#### Exercise instructions:
Line count for the string "size" in the records below: report that figure and nothing else.

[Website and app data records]
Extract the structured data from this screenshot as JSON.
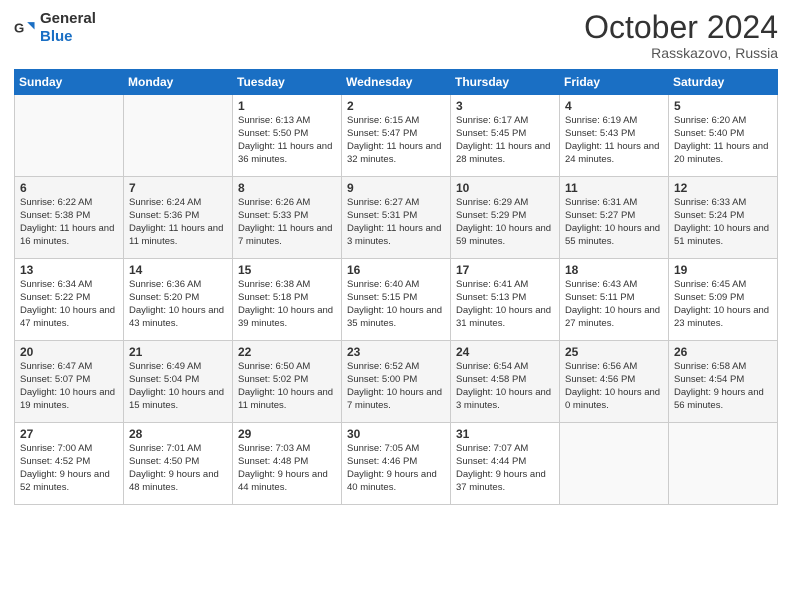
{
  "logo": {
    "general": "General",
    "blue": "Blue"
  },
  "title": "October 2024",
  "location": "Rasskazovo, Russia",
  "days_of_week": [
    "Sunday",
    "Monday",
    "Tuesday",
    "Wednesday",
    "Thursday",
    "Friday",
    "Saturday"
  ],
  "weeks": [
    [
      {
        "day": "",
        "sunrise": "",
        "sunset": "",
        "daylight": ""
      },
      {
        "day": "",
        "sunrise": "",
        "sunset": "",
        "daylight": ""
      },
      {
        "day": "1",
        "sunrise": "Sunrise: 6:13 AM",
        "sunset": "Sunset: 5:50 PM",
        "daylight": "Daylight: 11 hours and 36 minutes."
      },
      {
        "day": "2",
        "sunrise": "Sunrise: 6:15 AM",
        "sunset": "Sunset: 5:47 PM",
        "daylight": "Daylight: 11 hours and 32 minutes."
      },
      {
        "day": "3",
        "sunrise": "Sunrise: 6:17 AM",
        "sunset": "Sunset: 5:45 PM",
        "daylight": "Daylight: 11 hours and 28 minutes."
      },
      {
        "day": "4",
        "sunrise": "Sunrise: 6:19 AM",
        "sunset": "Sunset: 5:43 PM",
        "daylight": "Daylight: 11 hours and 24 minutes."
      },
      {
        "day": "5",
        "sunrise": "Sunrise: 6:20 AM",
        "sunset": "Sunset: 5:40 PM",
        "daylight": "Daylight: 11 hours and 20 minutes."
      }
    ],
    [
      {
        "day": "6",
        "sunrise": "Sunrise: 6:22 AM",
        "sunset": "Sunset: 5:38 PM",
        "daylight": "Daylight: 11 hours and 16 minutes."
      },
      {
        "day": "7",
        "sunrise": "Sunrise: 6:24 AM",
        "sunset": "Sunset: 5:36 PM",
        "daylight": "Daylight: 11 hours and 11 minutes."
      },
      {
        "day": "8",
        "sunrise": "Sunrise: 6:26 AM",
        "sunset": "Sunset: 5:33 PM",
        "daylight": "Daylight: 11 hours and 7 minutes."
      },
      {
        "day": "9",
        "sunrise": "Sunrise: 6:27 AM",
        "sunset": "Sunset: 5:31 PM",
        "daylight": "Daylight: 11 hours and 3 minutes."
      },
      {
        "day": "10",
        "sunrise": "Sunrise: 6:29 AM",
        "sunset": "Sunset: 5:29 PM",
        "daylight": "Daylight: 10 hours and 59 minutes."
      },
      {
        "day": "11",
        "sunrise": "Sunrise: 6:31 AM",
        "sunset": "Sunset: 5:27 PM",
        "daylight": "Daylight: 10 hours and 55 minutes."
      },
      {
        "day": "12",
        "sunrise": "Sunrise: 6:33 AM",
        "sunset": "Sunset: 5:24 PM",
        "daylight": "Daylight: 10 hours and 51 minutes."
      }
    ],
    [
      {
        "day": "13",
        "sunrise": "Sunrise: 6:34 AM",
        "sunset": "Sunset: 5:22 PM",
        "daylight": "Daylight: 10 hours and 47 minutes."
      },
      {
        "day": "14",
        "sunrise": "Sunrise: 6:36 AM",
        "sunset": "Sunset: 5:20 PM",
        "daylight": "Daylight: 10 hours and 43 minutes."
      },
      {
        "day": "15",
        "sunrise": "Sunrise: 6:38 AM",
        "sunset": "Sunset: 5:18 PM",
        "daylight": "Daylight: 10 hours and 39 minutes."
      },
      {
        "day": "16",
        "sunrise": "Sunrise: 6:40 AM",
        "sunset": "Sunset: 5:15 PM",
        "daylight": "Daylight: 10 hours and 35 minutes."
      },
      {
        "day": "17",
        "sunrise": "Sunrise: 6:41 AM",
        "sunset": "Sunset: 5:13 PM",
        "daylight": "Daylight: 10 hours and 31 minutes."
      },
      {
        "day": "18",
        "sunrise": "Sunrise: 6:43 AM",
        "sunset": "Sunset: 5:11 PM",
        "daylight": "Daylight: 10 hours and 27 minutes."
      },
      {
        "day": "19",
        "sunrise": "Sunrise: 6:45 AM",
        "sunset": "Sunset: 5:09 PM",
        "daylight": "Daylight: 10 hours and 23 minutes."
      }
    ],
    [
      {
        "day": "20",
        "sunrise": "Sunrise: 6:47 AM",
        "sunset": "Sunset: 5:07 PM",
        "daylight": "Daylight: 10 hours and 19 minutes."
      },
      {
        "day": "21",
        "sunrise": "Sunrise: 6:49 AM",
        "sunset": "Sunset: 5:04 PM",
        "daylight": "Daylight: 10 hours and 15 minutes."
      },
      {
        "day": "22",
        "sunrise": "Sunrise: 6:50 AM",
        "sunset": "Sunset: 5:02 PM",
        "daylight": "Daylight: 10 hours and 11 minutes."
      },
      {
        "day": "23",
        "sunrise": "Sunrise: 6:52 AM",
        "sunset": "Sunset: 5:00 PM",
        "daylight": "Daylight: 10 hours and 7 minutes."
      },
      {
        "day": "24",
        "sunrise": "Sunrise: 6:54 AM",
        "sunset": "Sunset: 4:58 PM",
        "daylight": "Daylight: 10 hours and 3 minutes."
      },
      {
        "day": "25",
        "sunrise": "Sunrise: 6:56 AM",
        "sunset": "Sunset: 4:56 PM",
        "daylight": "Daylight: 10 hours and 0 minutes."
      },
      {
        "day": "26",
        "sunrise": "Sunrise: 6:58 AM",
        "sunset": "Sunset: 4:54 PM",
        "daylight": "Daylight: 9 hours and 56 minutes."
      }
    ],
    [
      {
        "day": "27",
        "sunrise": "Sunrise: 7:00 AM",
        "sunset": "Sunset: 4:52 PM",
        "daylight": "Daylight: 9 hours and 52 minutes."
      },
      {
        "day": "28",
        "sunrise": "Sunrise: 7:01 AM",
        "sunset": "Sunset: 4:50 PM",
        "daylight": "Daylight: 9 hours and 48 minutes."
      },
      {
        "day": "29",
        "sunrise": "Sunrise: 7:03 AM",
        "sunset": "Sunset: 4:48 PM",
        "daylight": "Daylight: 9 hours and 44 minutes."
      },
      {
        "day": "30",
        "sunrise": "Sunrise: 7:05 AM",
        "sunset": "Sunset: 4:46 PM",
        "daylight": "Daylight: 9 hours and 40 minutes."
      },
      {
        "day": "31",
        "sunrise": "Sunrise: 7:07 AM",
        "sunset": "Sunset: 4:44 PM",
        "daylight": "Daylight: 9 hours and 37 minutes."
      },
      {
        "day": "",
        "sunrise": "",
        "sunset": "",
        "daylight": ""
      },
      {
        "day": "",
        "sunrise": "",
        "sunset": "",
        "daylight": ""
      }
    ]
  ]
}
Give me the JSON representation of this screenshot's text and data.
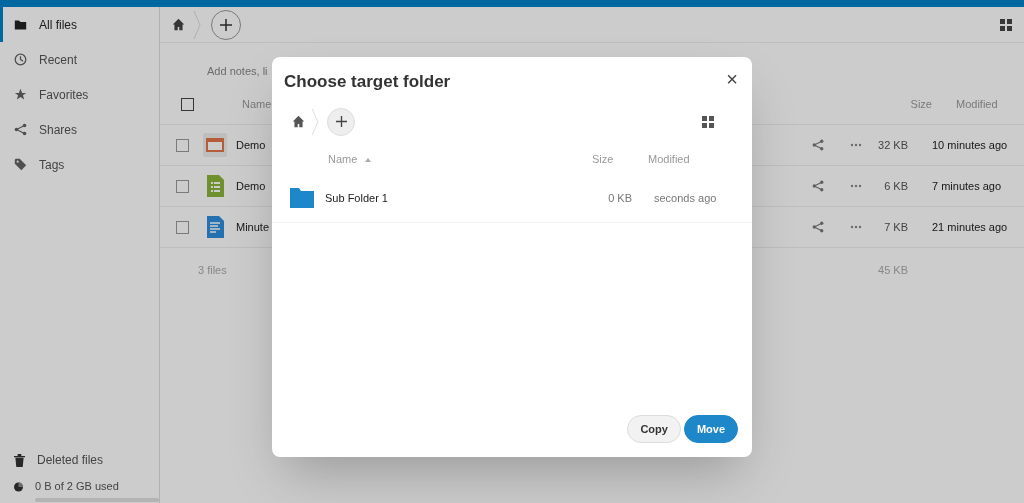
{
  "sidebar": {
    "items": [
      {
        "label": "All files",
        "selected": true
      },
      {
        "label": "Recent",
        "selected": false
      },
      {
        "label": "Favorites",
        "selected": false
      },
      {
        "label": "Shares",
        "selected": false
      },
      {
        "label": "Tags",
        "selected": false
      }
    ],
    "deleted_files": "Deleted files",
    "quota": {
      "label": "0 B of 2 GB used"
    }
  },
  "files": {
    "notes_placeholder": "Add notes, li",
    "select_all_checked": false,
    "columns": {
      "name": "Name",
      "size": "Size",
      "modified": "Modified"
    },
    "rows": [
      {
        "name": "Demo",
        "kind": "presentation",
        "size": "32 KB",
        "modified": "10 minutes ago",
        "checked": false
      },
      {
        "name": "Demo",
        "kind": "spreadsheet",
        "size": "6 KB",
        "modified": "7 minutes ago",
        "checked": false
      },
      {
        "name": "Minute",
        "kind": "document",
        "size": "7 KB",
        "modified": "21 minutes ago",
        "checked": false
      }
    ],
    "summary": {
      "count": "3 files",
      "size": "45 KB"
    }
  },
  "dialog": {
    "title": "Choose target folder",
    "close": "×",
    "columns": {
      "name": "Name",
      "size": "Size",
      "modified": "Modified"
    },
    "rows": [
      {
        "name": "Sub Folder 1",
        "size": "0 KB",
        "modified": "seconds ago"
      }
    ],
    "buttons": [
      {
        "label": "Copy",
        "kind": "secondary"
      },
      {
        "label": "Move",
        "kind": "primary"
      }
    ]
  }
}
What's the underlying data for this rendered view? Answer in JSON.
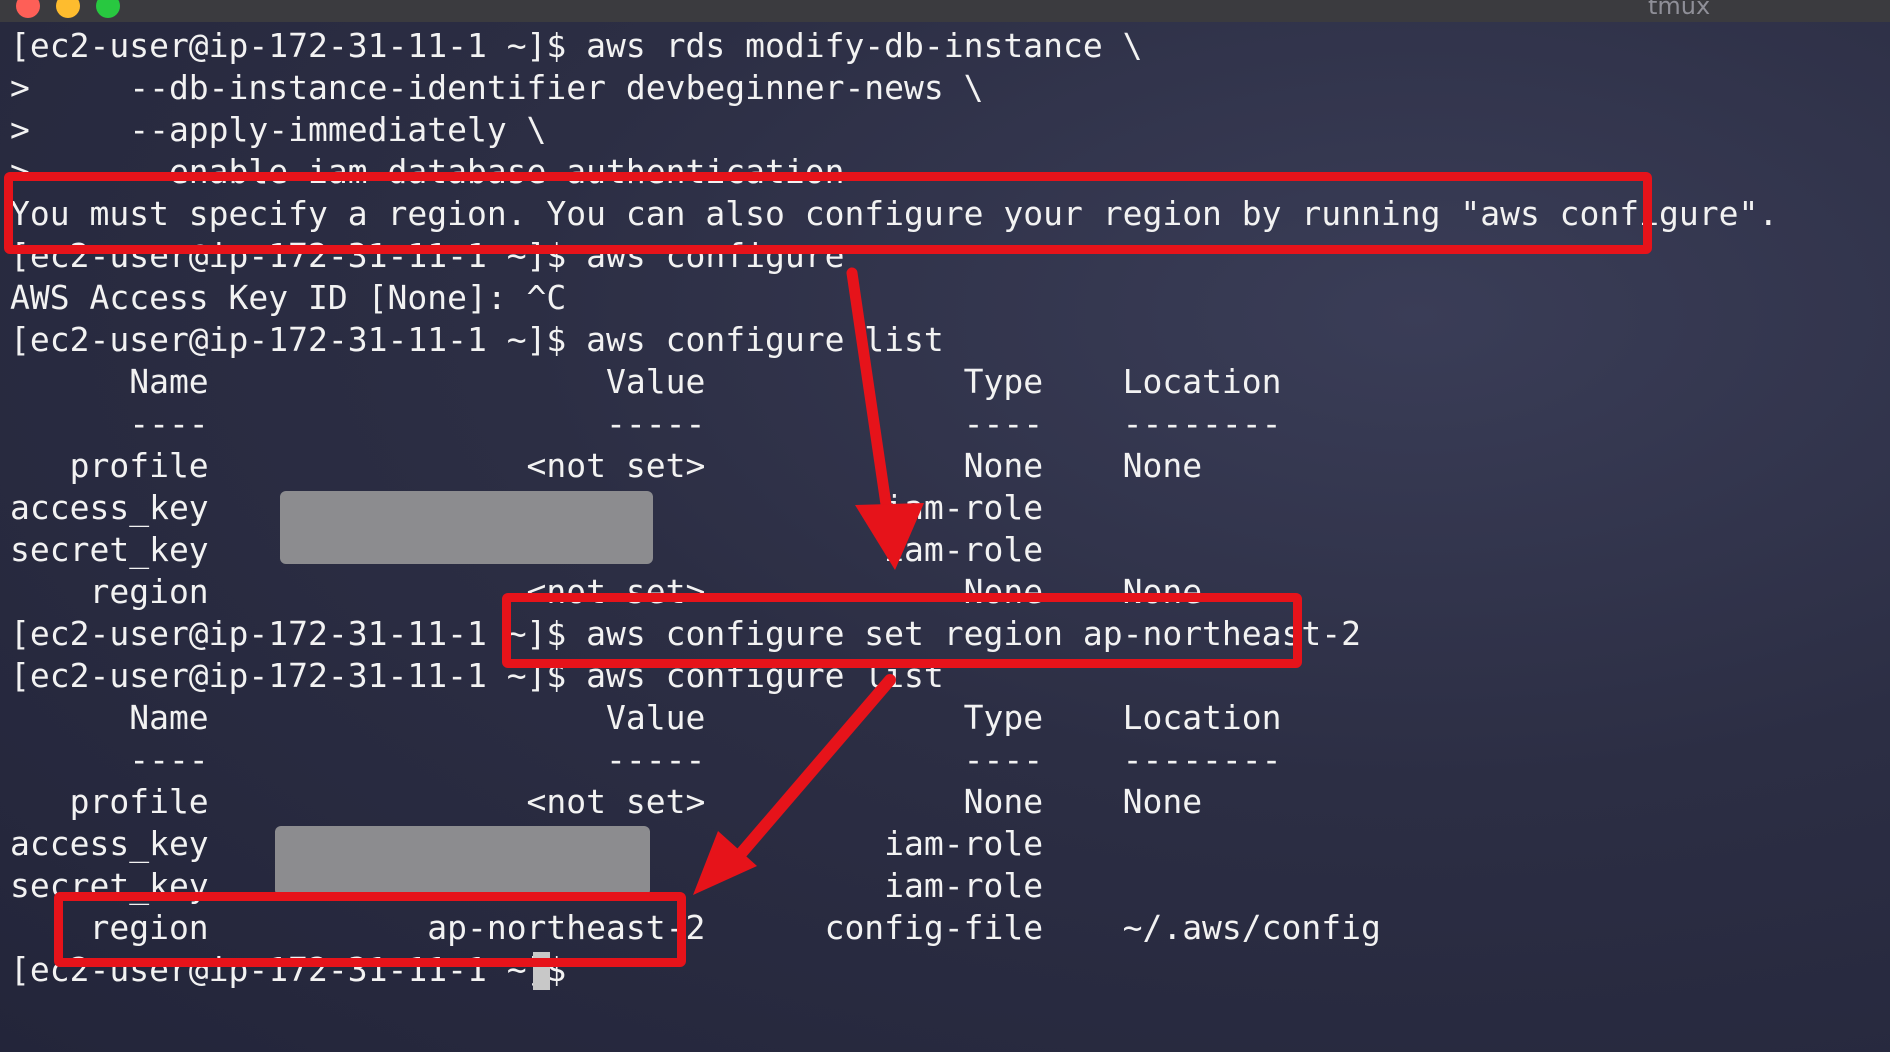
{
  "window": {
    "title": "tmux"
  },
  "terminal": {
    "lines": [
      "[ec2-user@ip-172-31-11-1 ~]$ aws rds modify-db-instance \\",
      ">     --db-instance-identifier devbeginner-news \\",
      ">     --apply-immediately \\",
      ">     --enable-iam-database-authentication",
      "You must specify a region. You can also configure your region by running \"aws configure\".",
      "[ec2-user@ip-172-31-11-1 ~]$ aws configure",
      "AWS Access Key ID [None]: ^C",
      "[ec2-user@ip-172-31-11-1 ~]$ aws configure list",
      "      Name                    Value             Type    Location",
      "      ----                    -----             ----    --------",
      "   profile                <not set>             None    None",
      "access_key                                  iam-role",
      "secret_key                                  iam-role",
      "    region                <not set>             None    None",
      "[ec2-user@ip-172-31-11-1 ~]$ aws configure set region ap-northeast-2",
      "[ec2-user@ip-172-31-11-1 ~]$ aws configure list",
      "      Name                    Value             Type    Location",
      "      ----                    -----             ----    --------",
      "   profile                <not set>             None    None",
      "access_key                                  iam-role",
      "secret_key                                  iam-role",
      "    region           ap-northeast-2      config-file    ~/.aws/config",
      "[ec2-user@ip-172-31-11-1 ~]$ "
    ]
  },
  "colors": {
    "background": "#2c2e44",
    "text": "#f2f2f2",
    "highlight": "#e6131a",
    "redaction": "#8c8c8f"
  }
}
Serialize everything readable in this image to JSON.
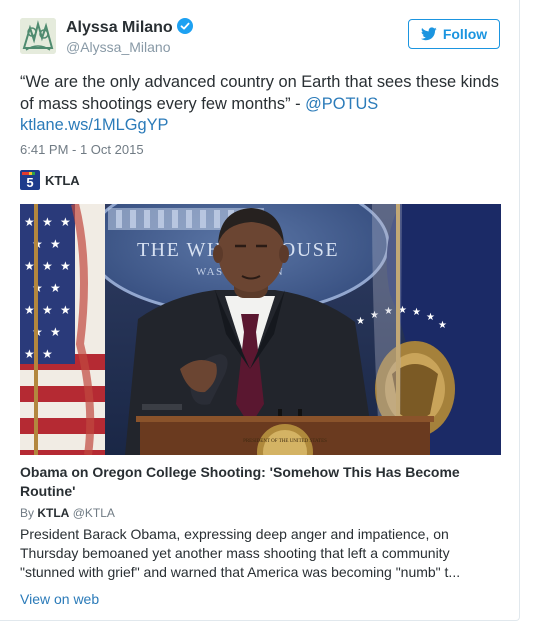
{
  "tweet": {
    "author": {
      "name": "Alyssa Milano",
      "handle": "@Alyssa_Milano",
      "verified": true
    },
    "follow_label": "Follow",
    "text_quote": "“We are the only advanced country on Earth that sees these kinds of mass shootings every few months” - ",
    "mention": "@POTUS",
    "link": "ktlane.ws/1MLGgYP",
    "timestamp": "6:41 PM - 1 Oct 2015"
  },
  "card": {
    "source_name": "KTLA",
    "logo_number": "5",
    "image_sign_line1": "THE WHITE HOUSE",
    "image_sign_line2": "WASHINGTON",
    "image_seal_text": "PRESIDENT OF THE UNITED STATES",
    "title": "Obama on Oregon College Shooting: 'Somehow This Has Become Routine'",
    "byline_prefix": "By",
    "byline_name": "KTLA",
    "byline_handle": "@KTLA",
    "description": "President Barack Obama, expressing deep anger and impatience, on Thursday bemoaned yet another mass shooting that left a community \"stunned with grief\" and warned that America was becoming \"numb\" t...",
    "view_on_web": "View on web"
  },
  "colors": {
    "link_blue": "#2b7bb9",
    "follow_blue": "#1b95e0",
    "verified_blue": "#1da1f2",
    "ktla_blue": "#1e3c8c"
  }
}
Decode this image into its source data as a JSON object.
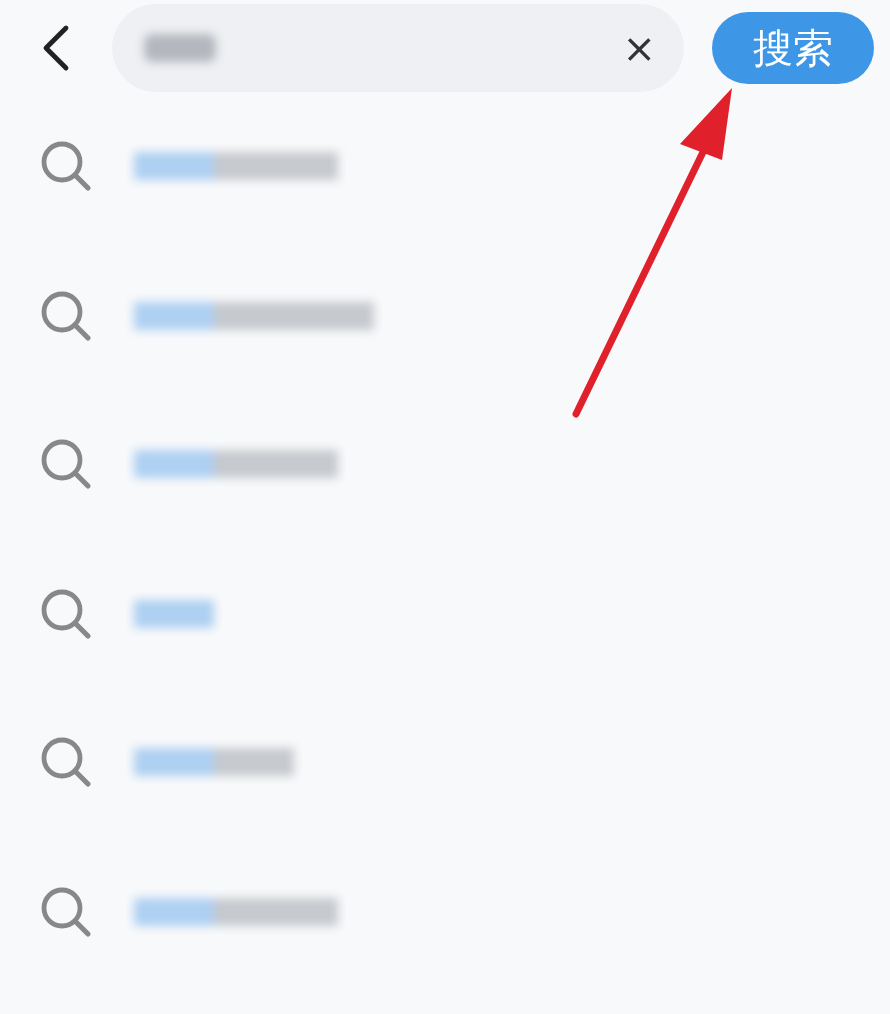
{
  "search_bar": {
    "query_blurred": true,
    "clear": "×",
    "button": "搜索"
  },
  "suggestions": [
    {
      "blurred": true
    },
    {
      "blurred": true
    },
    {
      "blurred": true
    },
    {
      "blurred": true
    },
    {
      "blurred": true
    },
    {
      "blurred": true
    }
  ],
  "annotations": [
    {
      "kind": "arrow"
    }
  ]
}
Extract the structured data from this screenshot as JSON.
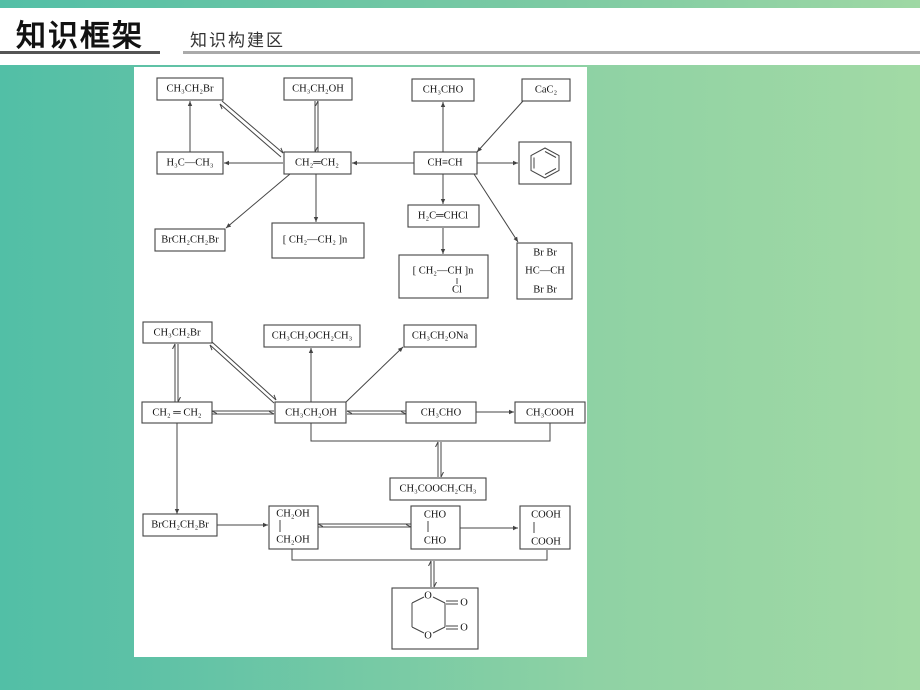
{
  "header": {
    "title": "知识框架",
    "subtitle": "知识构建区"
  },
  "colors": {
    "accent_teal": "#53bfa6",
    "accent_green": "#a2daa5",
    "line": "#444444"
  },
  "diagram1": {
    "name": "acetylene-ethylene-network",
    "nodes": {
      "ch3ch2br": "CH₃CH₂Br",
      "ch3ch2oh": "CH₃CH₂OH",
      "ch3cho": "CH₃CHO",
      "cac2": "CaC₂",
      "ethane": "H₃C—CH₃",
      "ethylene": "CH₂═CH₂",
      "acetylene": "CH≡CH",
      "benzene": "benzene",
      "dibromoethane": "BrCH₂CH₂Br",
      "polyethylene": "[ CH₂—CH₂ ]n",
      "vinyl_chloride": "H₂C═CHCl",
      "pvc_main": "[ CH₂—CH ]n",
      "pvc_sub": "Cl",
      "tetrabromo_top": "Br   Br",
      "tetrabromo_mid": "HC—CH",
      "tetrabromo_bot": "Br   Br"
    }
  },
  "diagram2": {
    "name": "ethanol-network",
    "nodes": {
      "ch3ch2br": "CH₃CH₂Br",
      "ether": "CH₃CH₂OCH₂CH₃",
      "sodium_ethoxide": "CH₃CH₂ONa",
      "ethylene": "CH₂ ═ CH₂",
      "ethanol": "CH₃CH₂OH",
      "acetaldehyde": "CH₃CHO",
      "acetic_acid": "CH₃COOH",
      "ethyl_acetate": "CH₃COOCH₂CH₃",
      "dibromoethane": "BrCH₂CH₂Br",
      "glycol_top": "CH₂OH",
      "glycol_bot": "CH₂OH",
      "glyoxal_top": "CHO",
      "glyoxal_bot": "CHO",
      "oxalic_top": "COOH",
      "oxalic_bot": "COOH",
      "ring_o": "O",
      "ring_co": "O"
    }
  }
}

#### Reply to the task:
7